In the report, Motilal analysts outlined how its low dividend payout policy -- 34 percent of its profits over the past 10 years -- has impacted return on equity (RoE).

They added that had the firm’s dividend payouts been higher, say, at 60 percent, its RoE (a key metric analysts use to determine share price) would have improved from 24 percent in fiscal year 2014 to 33 percent.

Return on equity is calculated by dividing yearly profit after tax by total shareholders equity (assets minus liabilities), and serves as an indicator how well a company is using its assets to create profits. Higher dividends result in fewer retained earnings being added to the balance sheet and boost RoE (by reducing shareholder equity, the denominator in the formula).

“As a result of continuous accumulation of cash as a percentage of the balance sheet size, Infosys’ RoE has continuously eroded over the years, and is down from 43 percent in FY05 to 24.9 percent in FY14,” analysts wrote, pointing out that cash as a percentage of balance sheet over the same period has increased from 52 percent to 64 percent.
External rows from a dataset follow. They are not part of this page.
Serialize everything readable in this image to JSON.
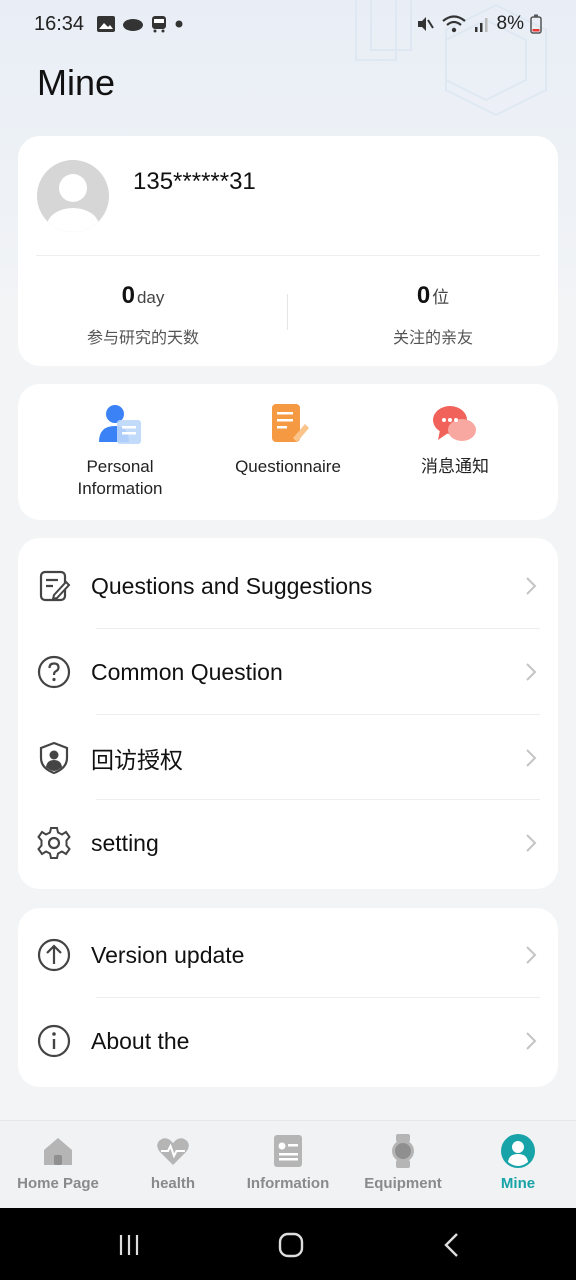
{
  "status_bar": {
    "time": "16:34",
    "battery_text": "8%"
  },
  "page": {
    "title": "Mine"
  },
  "profile": {
    "phone": "135******31",
    "stats": [
      {
        "value": "0",
        "unit": "day",
        "label": "参与研究的天数"
      },
      {
        "value": "0",
        "unit": "位",
        "label": "关注的亲友"
      }
    ]
  },
  "quick_actions": [
    {
      "label_line1": "Personal",
      "label_line2": "Information",
      "icon": "personal-info-icon"
    },
    {
      "label_line1": "Questionnaire",
      "label_line2": "",
      "icon": "questionnaire-icon"
    },
    {
      "label_line1": "消息通知",
      "label_line2": "",
      "icon": "message-notification-icon"
    }
  ],
  "menu_group_1": [
    {
      "label": "Questions and Suggestions",
      "icon": "feedback-edit-icon"
    },
    {
      "label": "Common Question",
      "icon": "question-circle-icon"
    },
    {
      "label": "回访授权",
      "icon": "shield-user-icon"
    },
    {
      "label": "setting",
      "icon": "gear-icon"
    }
  ],
  "menu_group_2": [
    {
      "label": "Version update",
      "icon": "arrow-up-circle-icon"
    },
    {
      "label": "About the",
      "icon": "info-circle-icon"
    }
  ],
  "bottom_nav": [
    {
      "label": "Home Page",
      "icon": "home-icon",
      "active": false
    },
    {
      "label": "health",
      "icon": "heart-pulse-icon",
      "active": false
    },
    {
      "label": "Information",
      "icon": "news-icon",
      "active": false
    },
    {
      "label": "Equipment",
      "icon": "watch-icon",
      "active": false
    },
    {
      "label": "Mine",
      "icon": "user-icon",
      "active": true
    }
  ],
  "colors": {
    "accent": "#17a3a8",
    "inactive_nav": "#8a8a8a",
    "card_bg": "#ffffff",
    "page_bg": "#f3f4f6"
  }
}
Interestingly, while Infosys’ reported 24.9 percent RoE trails that of larger rival TCS’ at 40 percent, taking cash out of the balance sheet equation shows an entirely different picture.
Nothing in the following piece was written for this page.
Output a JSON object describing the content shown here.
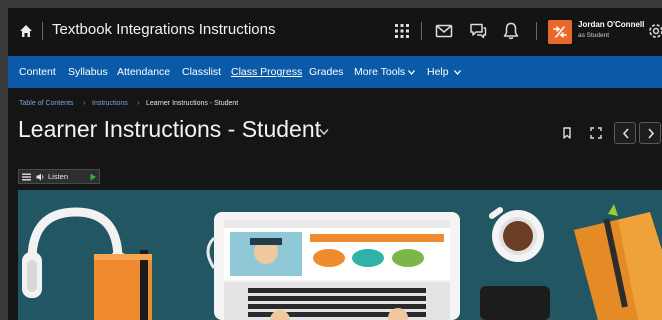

“If we look at the operating RoE, Infosys stands at 54 percent in FY14, beating TCS’ at 52 percent,” analysts pointed out. Operating RoE is calculated as by putting operating profits in the numerator and operating equity (total assets – cash) in the denominator.
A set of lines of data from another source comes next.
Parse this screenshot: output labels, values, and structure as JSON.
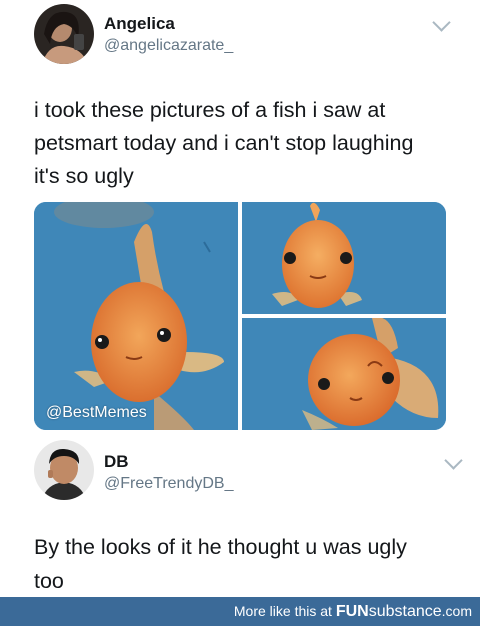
{
  "tweet1": {
    "name": "Angelica",
    "handle": "@angelicazarate_",
    "text_lines": [
      "i took these pictures of a fish i saw at",
      "petsmart today and i can't stop laughing",
      "it's so ugly"
    ],
    "watermark": "@BestMemes"
  },
  "tweet2": {
    "name": "DB",
    "handle": "@FreeTrendyDB_",
    "text_lines": [
      "By the looks of it he thought u was ugly",
      "too"
    ]
  },
  "footer": {
    "prefix": "More like this at",
    "brand_bold": "FUN",
    "brand_rest": "substance",
    "brand_tld": ".com"
  },
  "icons": {
    "menu": "chevron-down-icon",
    "fish": "goldfish-photo"
  },
  "colors": {
    "footer_bg": "#3b6a98",
    "water": "#3f87b8",
    "fish": "#e8833a"
  }
}
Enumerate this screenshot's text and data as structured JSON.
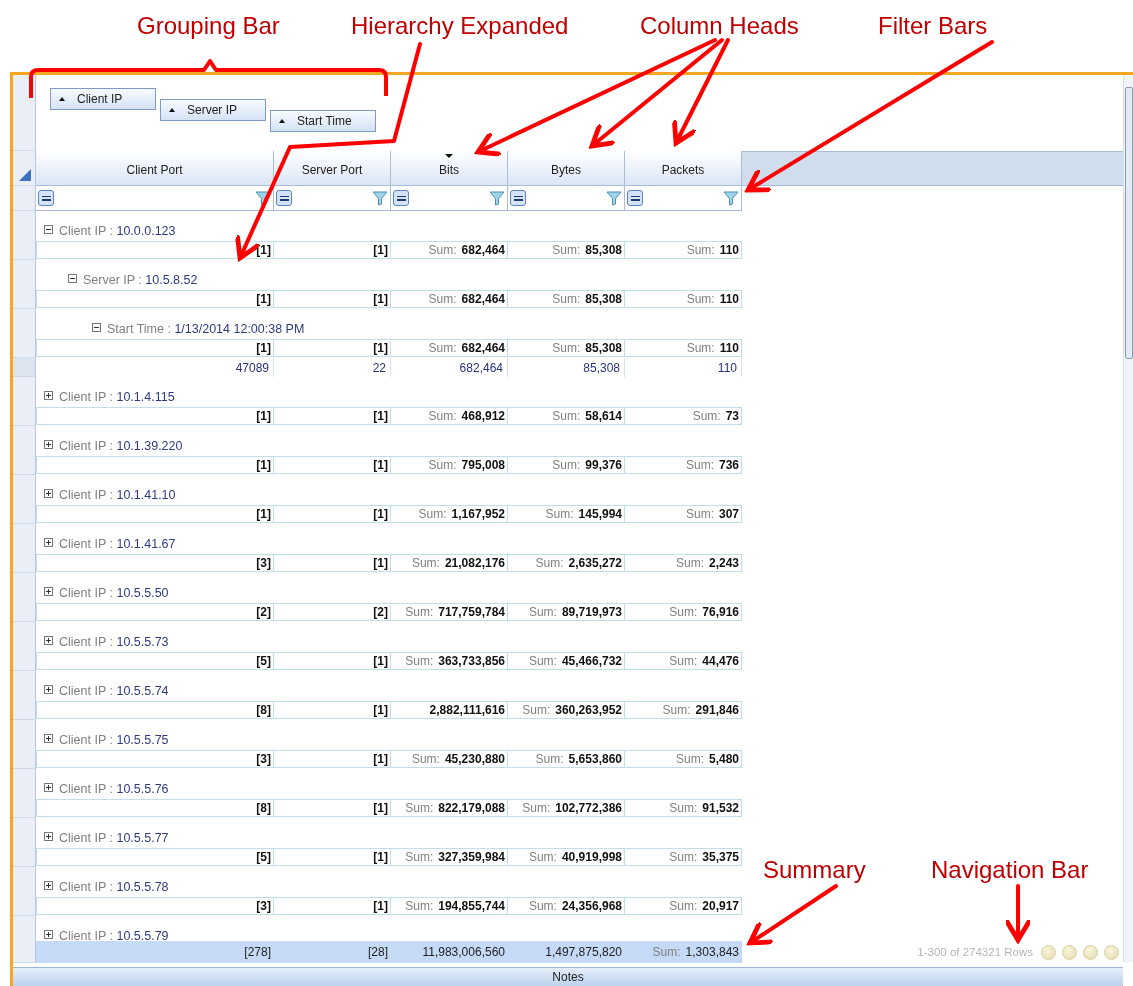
{
  "annotations": [
    {
      "text": "Grouping Bar"
    },
    {
      "text": "Hierarchy Expanded"
    },
    {
      "text": "Column Heads"
    },
    {
      "text": "Filter Bars"
    },
    {
      "text": "Summary"
    },
    {
      "text": "Navigation Bar"
    }
  ],
  "grouping_bar": [
    {
      "label": "Client IP"
    },
    {
      "label": "Server IP"
    },
    {
      "label": "Start Time"
    }
  ],
  "columns": [
    {
      "label": "Client Port",
      "sorted": false
    },
    {
      "label": "Server Port",
      "sorted": false
    },
    {
      "label": "Bits",
      "sorted": true
    },
    {
      "label": "Bytes",
      "sorted": false
    },
    {
      "label": "Packets",
      "sorted": false
    }
  ],
  "groups": [
    {
      "field": "Client IP :",
      "value": "10.0.0.123",
      "expanded": true,
      "summary": [
        {
          "value": "[1]"
        },
        {
          "value": "[1]"
        },
        {
          "prefix": "Sum:",
          "value": "682,464"
        },
        {
          "prefix": "Sum:",
          "value": "85,308"
        },
        {
          "prefix": "Sum:",
          "value": "110"
        }
      ],
      "children": [
        {
          "field": "Server IP :",
          "value": "10.5.8.52",
          "expanded": true,
          "summary": [
            {
              "value": "[1]"
            },
            {
              "value": "[1]"
            },
            {
              "prefix": "Sum:",
              "value": "682,464"
            },
            {
              "prefix": "Sum:",
              "value": "85,308"
            },
            {
              "prefix": "Sum:",
              "value": "110"
            }
          ],
          "children": [
            {
              "field": "Start Time :",
              "value": "1/13/2014 12:00:38 PM",
              "expanded": true,
              "summary": [
                {
                  "value": "[1]"
                },
                {
                  "value": "[1]"
                },
                {
                  "prefix": "Sum:",
                  "value": "682,464"
                },
                {
                  "prefix": "Sum:",
                  "value": "85,308"
                },
                {
                  "prefix": "Sum:",
                  "value": "110"
                }
              ],
              "rows": [
                [
                  "47089",
                  "22",
                  "682,464",
                  "85,308",
                  "110"
                ]
              ]
            }
          ]
        }
      ]
    },
    {
      "field": "Client IP :",
      "value": "10.1.4.115",
      "expanded": false,
      "summary": [
        {
          "value": "[1]"
        },
        {
          "value": "[1]"
        },
        {
          "prefix": "Sum:",
          "value": "468,912"
        },
        {
          "prefix": "Sum:",
          "value": "58,614"
        },
        {
          "prefix": "Sum:",
          "value": "73"
        }
      ]
    },
    {
      "field": "Client IP :",
      "value": "10.1.39.220",
      "expanded": false,
      "summary": [
        {
          "value": "[1]"
        },
        {
          "value": "[1]"
        },
        {
          "prefix": "Sum:",
          "value": "795,008"
        },
        {
          "prefix": "Sum:",
          "value": "99,376"
        },
        {
          "prefix": "Sum:",
          "value": "736"
        }
      ]
    },
    {
      "field": "Client IP :",
      "value": "10.1.41.10",
      "expanded": false,
      "summary": [
        {
          "value": "[1]"
        },
        {
          "value": "[1]"
        },
        {
          "prefix": "Sum:",
          "value": "1,167,952"
        },
        {
          "prefix": "Sum:",
          "value": "145,994"
        },
        {
          "prefix": "Sum:",
          "value": "307"
        }
      ]
    },
    {
      "field": "Client IP :",
      "value": "10.1.41.67",
      "expanded": false,
      "summary": [
        {
          "value": "[3]"
        },
        {
          "value": "[1]"
        },
        {
          "prefix": "Sum:",
          "value": "21,082,176"
        },
        {
          "prefix": "Sum:",
          "value": "2,635,272"
        },
        {
          "prefix": "Sum:",
          "value": "2,243"
        }
      ]
    },
    {
      "field": "Client IP :",
      "value": "10.5.5.50",
      "expanded": false,
      "summary": [
        {
          "value": "[2]"
        },
        {
          "value": "[2]"
        },
        {
          "prefix": "Sum:",
          "value": "717,759,784"
        },
        {
          "prefix": "Sum:",
          "value": "89,719,973"
        },
        {
          "prefix": "Sum:",
          "value": "76,916"
        }
      ]
    },
    {
      "field": "Client IP :",
      "value": "10.5.5.73",
      "expanded": false,
      "summary": [
        {
          "value": "[5]"
        },
        {
          "value": "[1]"
        },
        {
          "prefix": "Sum:",
          "value": "363,733,856"
        },
        {
          "prefix": "Sum:",
          "value": "45,466,732"
        },
        {
          "prefix": "Sum:",
          "value": "44,476"
        }
      ]
    },
    {
      "field": "Client IP :",
      "value": "10.5.5.74",
      "expanded": false,
      "summary": [
        {
          "value": "[8]"
        },
        {
          "value": "[1]"
        },
        {
          "value": "2,882,111,616"
        },
        {
          "prefix": "Sum:",
          "value": "360,263,952"
        },
        {
          "prefix": "Sum:",
          "value": "291,846"
        }
      ]
    },
    {
      "field": "Client IP :",
      "value": "10.5.5.75",
      "expanded": false,
      "summary": [
        {
          "value": "[3]"
        },
        {
          "value": "[1]"
        },
        {
          "prefix": "Sum:",
          "value": "45,230,880"
        },
        {
          "prefix": "Sum:",
          "value": "5,653,860"
        },
        {
          "prefix": "Sum:",
          "value": "5,480"
        }
      ]
    },
    {
      "field": "Client IP :",
      "value": "10.5.5.76",
      "expanded": false,
      "summary": [
        {
          "value": "[8]"
        },
        {
          "value": "[1]"
        },
        {
          "prefix": "Sum:",
          "value": "822,179,088"
        },
        {
          "prefix": "Sum:",
          "value": "102,772,386"
        },
        {
          "prefix": "Sum:",
          "value": "91,532"
        }
      ]
    },
    {
      "field": "Client IP :",
      "value": "10.5.5.77",
      "expanded": false,
      "summary": [
        {
          "value": "[5]"
        },
        {
          "value": "[1]"
        },
        {
          "prefix": "Sum:",
          "value": "327,359,984"
        },
        {
          "prefix": "Sum:",
          "value": "40,919,998"
        },
        {
          "prefix": "Sum:",
          "value": "35,375"
        }
      ]
    },
    {
      "field": "Client IP :",
      "value": "10.5.5.78",
      "expanded": false,
      "summary": [
        {
          "value": "[3]"
        },
        {
          "value": "[1]"
        },
        {
          "prefix": "Sum:",
          "value": "194,855,744"
        },
        {
          "prefix": "Sum:",
          "value": "24,356,968"
        },
        {
          "prefix": "Sum:",
          "value": "20,917"
        }
      ]
    },
    {
      "field": "Client IP :",
      "value": "10.5.5.79",
      "expanded": false
    }
  ],
  "footer": [
    {
      "value": "[278]"
    },
    {
      "value": "[28]"
    },
    {
      "value": "11,983,006,560"
    },
    {
      "value": "1,497,875,820"
    },
    {
      "prefix": "Sum:",
      "value": "1,303,843"
    }
  ],
  "navigation": {
    "text": "1-300 of 274321 Rows"
  },
  "notes_bar": {
    "label": "Notes"
  }
}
In other words: 36 percent of Infosys’ equity earns 54 percent returns while the remaining 64 percent (cash component) earns what cash earns – single-digit returns.

Thankfully, after new CEO Vishal Sikka took over the helm in August last year, not only has Infosys pledged it would outline its capital allocation strategy better, it would also utilize capital better by pursuing an aggressive acquisition strategy.

Over the past 10 years, Infosys has spent 4.5 percent of its operating cash flow on acquisitions compared to 6.8 percent to 18.2 percent for peers Accenture, Cognizant, TCS and Wipro, the report pointed out.

But Motilal analysts believe that even in face of a more aggressive acquisition strategy (if it increases M&A spend to the 9.7 percent followed by Accenture), there would still be room to increase dividend payout.

The brokerage also believes that with the strategy Sikka has outlined for the firm, it should close the valuation gap with TCS (the market values Infosys at 19 times trailing earnings compared to 25 times for its rival) in future. It has a price target of Rs 2,500 per share on the stock, implying a 27 percent upside from current levels.

Updated Date: Jan 08, 2015 15:45:36 IST